Work instructions
Select every line containing the word "Производитель" from the material, and copy those lines.

==== Working data ====

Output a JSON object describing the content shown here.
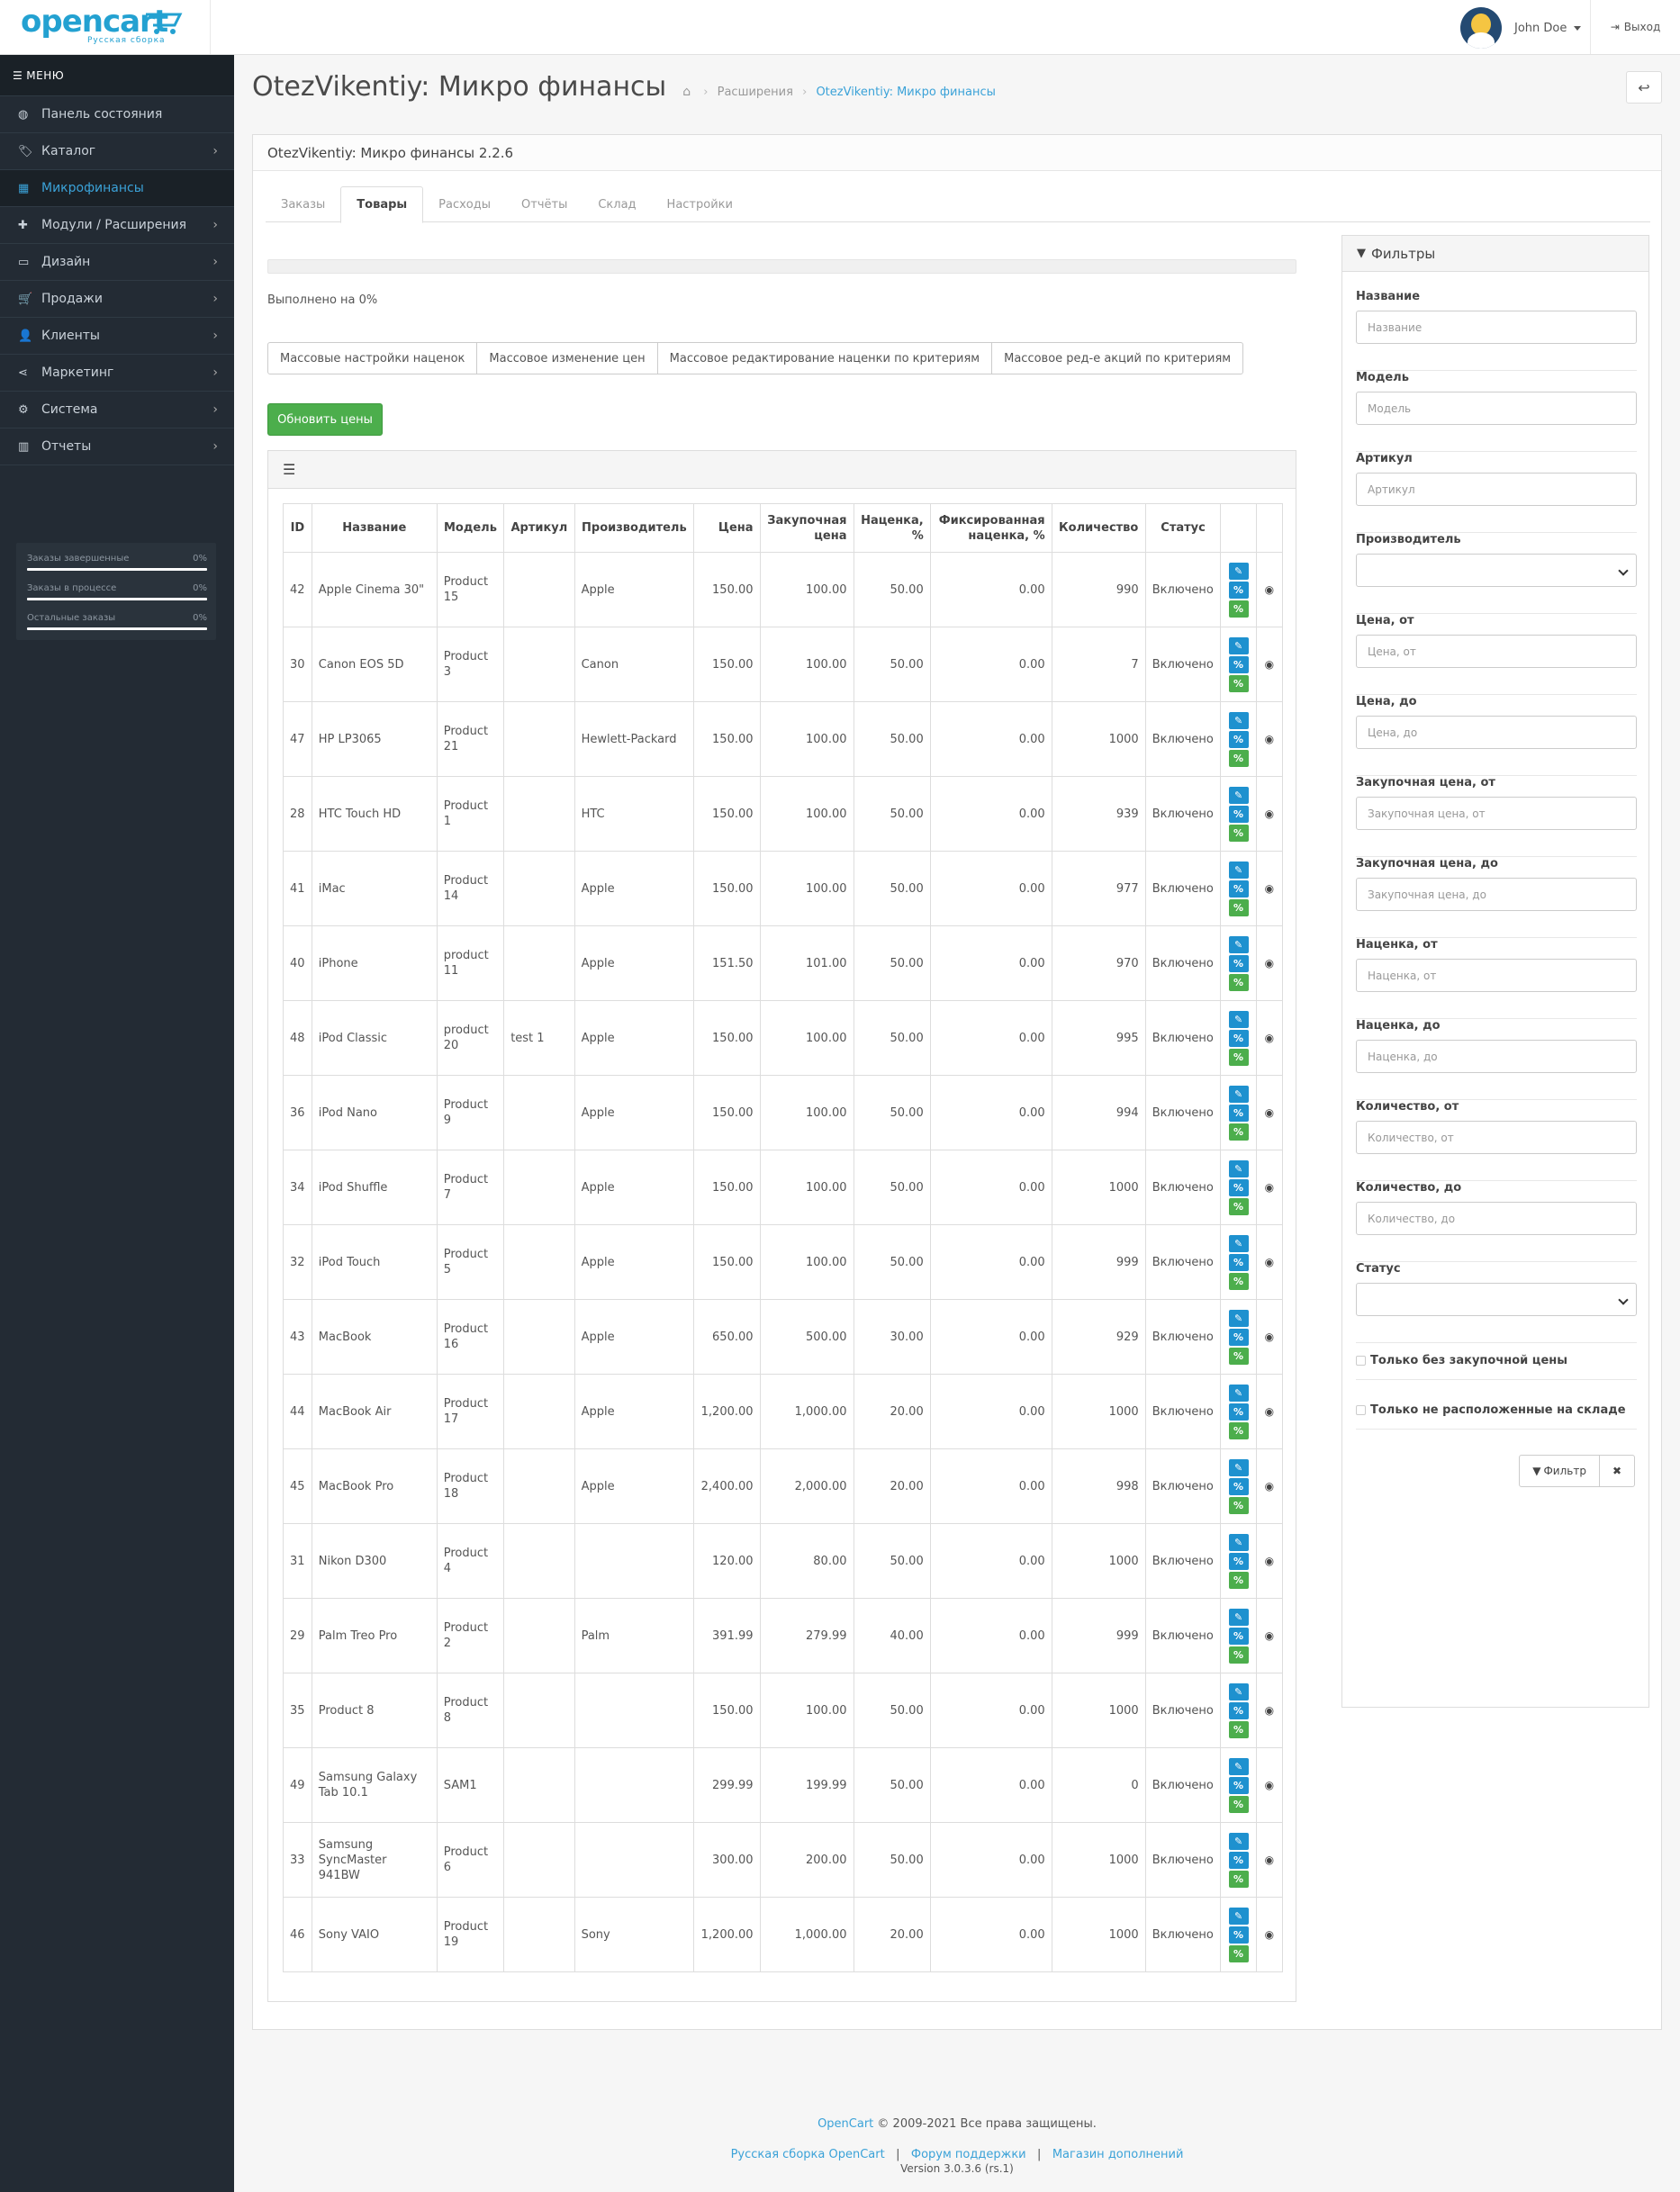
{
  "header": {
    "logo_word": "opencart",
    "logo_sub": "Русская сборка",
    "user_name": "John Doe",
    "logout": "Выход"
  },
  "sidebar": {
    "menu_label": "МЕНЮ",
    "items": [
      {
        "label": "Панель состояния",
        "icon": "dashboard-icon",
        "glyph": "◍",
        "arrow": false
      },
      {
        "label": "Каталог",
        "icon": "tags-icon",
        "glyph": "🏷",
        "arrow": true
      },
      {
        "label": "Микрофинансы",
        "icon": "table-icon",
        "glyph": "▦",
        "arrow": false,
        "active": true
      },
      {
        "label": "Модули / Расширения",
        "icon": "puzzle-icon",
        "glyph": "✚",
        "arrow": true
      },
      {
        "label": "Дизайн",
        "icon": "desktop-icon",
        "glyph": "▭",
        "arrow": true
      },
      {
        "label": "Продажи",
        "icon": "cart-icon",
        "glyph": "🛒",
        "arrow": true
      },
      {
        "label": "Клиенты",
        "icon": "user-icon",
        "glyph": "👤",
        "arrow": true
      },
      {
        "label": "Маркетинг",
        "icon": "share-icon",
        "glyph": "⋖",
        "arrow": true
      },
      {
        "label": "Система",
        "icon": "cog-icon",
        "glyph": "⚙",
        "arrow": true
      },
      {
        "label": "Отчеты",
        "icon": "bar-chart-icon",
        "glyph": "▥",
        "arrow": true
      }
    ],
    "stats": [
      {
        "label": "Заказы завершенные",
        "value": "0%",
        "progress": 0
      },
      {
        "label": "Заказы в процессе",
        "value": "0%",
        "progress": 0
      },
      {
        "label": "Остальные заказы",
        "value": "0%",
        "progress": 0
      }
    ]
  },
  "page": {
    "title": "OtezVikentiy: Микро финансы",
    "breadcrumb": [
      "Расширения",
      "OtezVikentiy: Микро финансы"
    ],
    "panel_title": "OtezVikentiy: Микро финансы 2.2.6",
    "tabs": [
      "Заказы",
      "Товары",
      "Расходы",
      "Отчёты",
      "Склад",
      "Настройки"
    ],
    "active_tab": "Товары",
    "progress_text": "Выполнено на 0%",
    "progress": 0,
    "mass_buttons": [
      "Массовые настройки наценок",
      "Массовое изменение цен",
      "Массовое редактирование наценки по критериям",
      "Массовое ред-е акций по критериям"
    ],
    "update_button": "Обновить цены"
  },
  "table": {
    "columns": [
      "ID",
      "Название",
      "Модель",
      "Артикул",
      "Производитель",
      "Цена",
      "Закупочная цена",
      "Наценка, %",
      "Фиксированная наценка, %",
      "Количество",
      "Статус"
    ],
    "rows": [
      {
        "id": "42",
        "name": "Apple Cinema 30\"",
        "model": "Product 15",
        "sku": "",
        "maker": "Apple",
        "price": "150.00",
        "cost": "100.00",
        "markup": "50.00",
        "fixed": "0.00",
        "qty": "990",
        "status": "Включено"
      },
      {
        "id": "30",
        "name": "Canon EOS 5D",
        "model": "Product 3",
        "sku": "",
        "maker": "Canon",
        "price": "150.00",
        "cost": "100.00",
        "markup": "50.00",
        "fixed": "0.00",
        "qty": "7",
        "status": "Включено"
      },
      {
        "id": "47",
        "name": "HP LP3065",
        "model": "Product 21",
        "sku": "",
        "maker": "Hewlett-Packard",
        "price": "150.00",
        "cost": "100.00",
        "markup": "50.00",
        "fixed": "0.00",
        "qty": "1000",
        "status": "Включено"
      },
      {
        "id": "28",
        "name": "HTC Touch HD",
        "model": "Product 1",
        "sku": "",
        "maker": "HTC",
        "price": "150.00",
        "cost": "100.00",
        "markup": "50.00",
        "fixed": "0.00",
        "qty": "939",
        "status": "Включено"
      },
      {
        "id": "41",
        "name": "iMac",
        "model": "Product 14",
        "sku": "",
        "maker": "Apple",
        "price": "150.00",
        "cost": "100.00",
        "markup": "50.00",
        "fixed": "0.00",
        "qty": "977",
        "status": "Включено"
      },
      {
        "id": "40",
        "name": "iPhone",
        "model": "product 11",
        "sku": "",
        "maker": "Apple",
        "price": "151.50",
        "cost": "101.00",
        "markup": "50.00",
        "fixed": "0.00",
        "qty": "970",
        "status": "Включено"
      },
      {
        "id": "48",
        "name": "iPod Classic",
        "model": "product 20",
        "sku": "test 1",
        "maker": "Apple",
        "price": "150.00",
        "cost": "100.00",
        "markup": "50.00",
        "fixed": "0.00",
        "qty": "995",
        "status": "Включено"
      },
      {
        "id": "36",
        "name": "iPod Nano",
        "model": "Product 9",
        "sku": "",
        "maker": "Apple",
        "price": "150.00",
        "cost": "100.00",
        "markup": "50.00",
        "fixed": "0.00",
        "qty": "994",
        "status": "Включено"
      },
      {
        "id": "34",
        "name": "iPod Shuffle",
        "model": "Product 7",
        "sku": "",
        "maker": "Apple",
        "price": "150.00",
        "cost": "100.00",
        "markup": "50.00",
        "fixed": "0.00",
        "qty": "1000",
        "status": "Включено"
      },
      {
        "id": "32",
        "name": "iPod Touch",
        "model": "Product 5",
        "sku": "",
        "maker": "Apple",
        "price": "150.00",
        "cost": "100.00",
        "markup": "50.00",
        "fixed": "0.00",
        "qty": "999",
        "status": "Включено"
      },
      {
        "id": "43",
        "name": "MacBook",
        "model": "Product 16",
        "sku": "",
        "maker": "Apple",
        "price": "650.00",
        "cost": "500.00",
        "markup": "30.00",
        "fixed": "0.00",
        "qty": "929",
        "status": "Включено"
      },
      {
        "id": "44",
        "name": "MacBook Air",
        "model": "Product 17",
        "sku": "",
        "maker": "Apple",
        "price": "1,200.00",
        "cost": "1,000.00",
        "markup": "20.00",
        "fixed": "0.00",
        "qty": "1000",
        "status": "Включено"
      },
      {
        "id": "45",
        "name": "MacBook Pro",
        "model": "Product 18",
        "sku": "",
        "maker": "Apple",
        "price": "2,400.00",
        "cost": "2,000.00",
        "markup": "20.00",
        "fixed": "0.00",
        "qty": "998",
        "status": "Включено"
      },
      {
        "id": "31",
        "name": "Nikon D300",
        "model": "Product 4",
        "sku": "",
        "maker": "",
        "price": "120.00",
        "cost": "80.00",
        "markup": "50.00",
        "fixed": "0.00",
        "qty": "1000",
        "status": "Включено"
      },
      {
        "id": "29",
        "name": "Palm Treo Pro",
        "model": "Product 2",
        "sku": "",
        "maker": "Palm",
        "price": "391.99",
        "cost": "279.99",
        "markup": "40.00",
        "fixed": "0.00",
        "qty": "999",
        "status": "Включено"
      },
      {
        "id": "35",
        "name": "Product 8",
        "model": "Product 8",
        "sku": "",
        "maker": "",
        "price": "150.00",
        "cost": "100.00",
        "markup": "50.00",
        "fixed": "0.00",
        "qty": "1000",
        "status": "Включено"
      },
      {
        "id": "49",
        "name": "Samsung Galaxy Tab 10.1",
        "model": "SAM1",
        "sku": "",
        "maker": "",
        "price": "299.99",
        "cost": "199.99",
        "markup": "50.00",
        "fixed": "0.00",
        "qty": "0",
        "status": "Включено"
      },
      {
        "id": "33",
        "name": "Samsung SyncMaster 941BW",
        "model": "Product 6",
        "sku": "",
        "maker": "",
        "price": "300.00",
        "cost": "200.00",
        "markup": "50.00",
        "fixed": "0.00",
        "qty": "1000",
        "status": "Включено"
      },
      {
        "id": "46",
        "name": "Sony VAIO",
        "model": "Product 19",
        "sku": "",
        "maker": "Sony",
        "price": "1,200.00",
        "cost": "1,000.00",
        "markup": "20.00",
        "fixed": "0.00",
        "qty": "1000",
        "status": "Включено"
      }
    ]
  },
  "filters": {
    "title": "Фильтры",
    "fields": [
      {
        "label": "Название",
        "placeholder": "Название",
        "type": "text"
      },
      {
        "label": "Модель",
        "placeholder": "Модель",
        "type": "text"
      },
      {
        "label": "Артикул",
        "placeholder": "Артикул",
        "type": "text"
      },
      {
        "label": "Производитель",
        "placeholder": "",
        "type": "select"
      },
      {
        "label": "Цена, от",
        "placeholder": "Цена, от",
        "type": "text"
      },
      {
        "label": "Цена, до",
        "placeholder": "Цена, до",
        "type": "text"
      },
      {
        "label": "Закупочная цена, от",
        "placeholder": "Закупочная цена, от",
        "type": "text"
      },
      {
        "label": "Закупочная цена, до",
        "placeholder": "Закупочная цена, до",
        "type": "text"
      },
      {
        "label": "Наценка, от",
        "placeholder": "Наценка, от",
        "type": "text"
      },
      {
        "label": "Наценка, до",
        "placeholder": "Наценка, до",
        "type": "text"
      },
      {
        "label": "Количество, от",
        "placeholder": "Количество, от",
        "type": "text"
      },
      {
        "label": "Количество, до",
        "placeholder": "Количество, до",
        "type": "text"
      },
      {
        "label": "Статус",
        "placeholder": "",
        "type": "select"
      }
    ],
    "checkboxes": [
      "Только без закупочной цены",
      "Только не расположенные на складе"
    ],
    "filter_button": "Фильтр",
    "clear_button": "✖"
  },
  "footer": {
    "brand": "OpenCart",
    "copyright": "© 2009-2021 Все права защищены.",
    "links": [
      "Русская сборка OpenCart",
      "Форум поддержки",
      "Магазин дополнений"
    ],
    "version": "Version 3.0.3.6 (rs.1)"
  },
  "colors": {
    "accent": "#3ba2d8",
    "sidebar_bg": "#232b34",
    "success": "#4cae4c",
    "primary": "#1e91cf"
  }
}
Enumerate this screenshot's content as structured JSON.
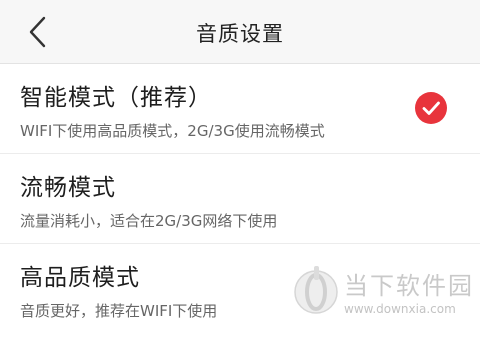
{
  "header": {
    "title": "音质设置",
    "back_icon": "chevron-left-icon"
  },
  "options": [
    {
      "title": "智能模式（推荐）",
      "description": "WIFI下使用高品质模式，2G/3G使用流畅模式",
      "selected": true
    },
    {
      "title": "流畅模式",
      "description": "流量消耗小，适合在2G/3G网络下使用",
      "selected": false
    },
    {
      "title": "高品质模式",
      "description": "音质更好，推荐在WIFI下使用",
      "selected": false
    }
  ],
  "watermark": {
    "name": "当下软件园",
    "url": "www.downxia.com"
  },
  "colors": {
    "accent": "#e8343c",
    "header_bg": "#f7f7f7",
    "row_bg": "#ffffff",
    "text_primary": "#1e1e1e",
    "text_secondary": "#666666"
  }
}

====

Result of the task
      "Производитель",
        "label": "Производитель",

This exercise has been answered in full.